Work order
Images appear in the records below; leave them out and repeat everything else exactly.

Entries shown
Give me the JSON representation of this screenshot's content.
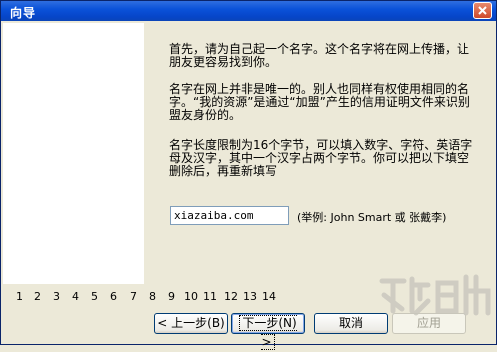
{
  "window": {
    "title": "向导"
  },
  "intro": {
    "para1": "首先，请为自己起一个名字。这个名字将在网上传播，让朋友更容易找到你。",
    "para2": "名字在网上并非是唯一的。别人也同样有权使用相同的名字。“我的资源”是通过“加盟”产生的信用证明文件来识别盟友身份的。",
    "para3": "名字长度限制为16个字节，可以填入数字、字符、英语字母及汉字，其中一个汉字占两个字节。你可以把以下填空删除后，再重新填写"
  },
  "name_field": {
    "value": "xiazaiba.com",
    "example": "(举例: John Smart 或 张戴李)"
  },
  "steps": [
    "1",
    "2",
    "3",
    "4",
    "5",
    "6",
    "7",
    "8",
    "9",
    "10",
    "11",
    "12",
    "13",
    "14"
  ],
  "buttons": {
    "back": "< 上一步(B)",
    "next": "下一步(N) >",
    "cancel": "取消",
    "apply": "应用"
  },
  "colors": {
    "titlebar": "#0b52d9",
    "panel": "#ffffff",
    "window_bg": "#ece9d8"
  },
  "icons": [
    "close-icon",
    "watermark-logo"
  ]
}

Task answer
Give me the JSON representation of this screenshot's content.
{
  "window": {
    "title": "向导"
  },
  "intro": {
    "para1": "首先，请为自己起一个名字。这个名字将在网上传播，让朋友更容易找到你。",
    "para2": "名字在网上并非是唯一的。别人也同样有权使用相同的名字。“我的资源”是通过“加盟”产生的信用证明文件来识别盟友身份的。",
    "para3": "名字长度限制为16个字节，可以填入数字、字符、英语字母及汉字，其中一个汉字占两个字节。你可以把以下填空删除后，再重新填写"
  },
  "name_field": {
    "value": "xiazaiba.com",
    "example": "(举例: John Smart 或 张戴李)"
  },
  "steps": [
    "1",
    "2",
    "3",
    "4",
    "5",
    "6",
    "7",
    "8",
    "9",
    "10",
    "11",
    "12",
    "13",
    "14"
  ],
  "buttons": {
    "back": "< 上一步(B)",
    "next": "下一步(N) >",
    "cancel": "取消",
    "apply": "应用"
  },
  "colors": {
    "titlebar": "#0b52d9",
    "panel": "#ffffff",
    "window_bg": "#ece9d8"
  },
  "icons": [
    "close-icon",
    "watermark-logo"
  ]
}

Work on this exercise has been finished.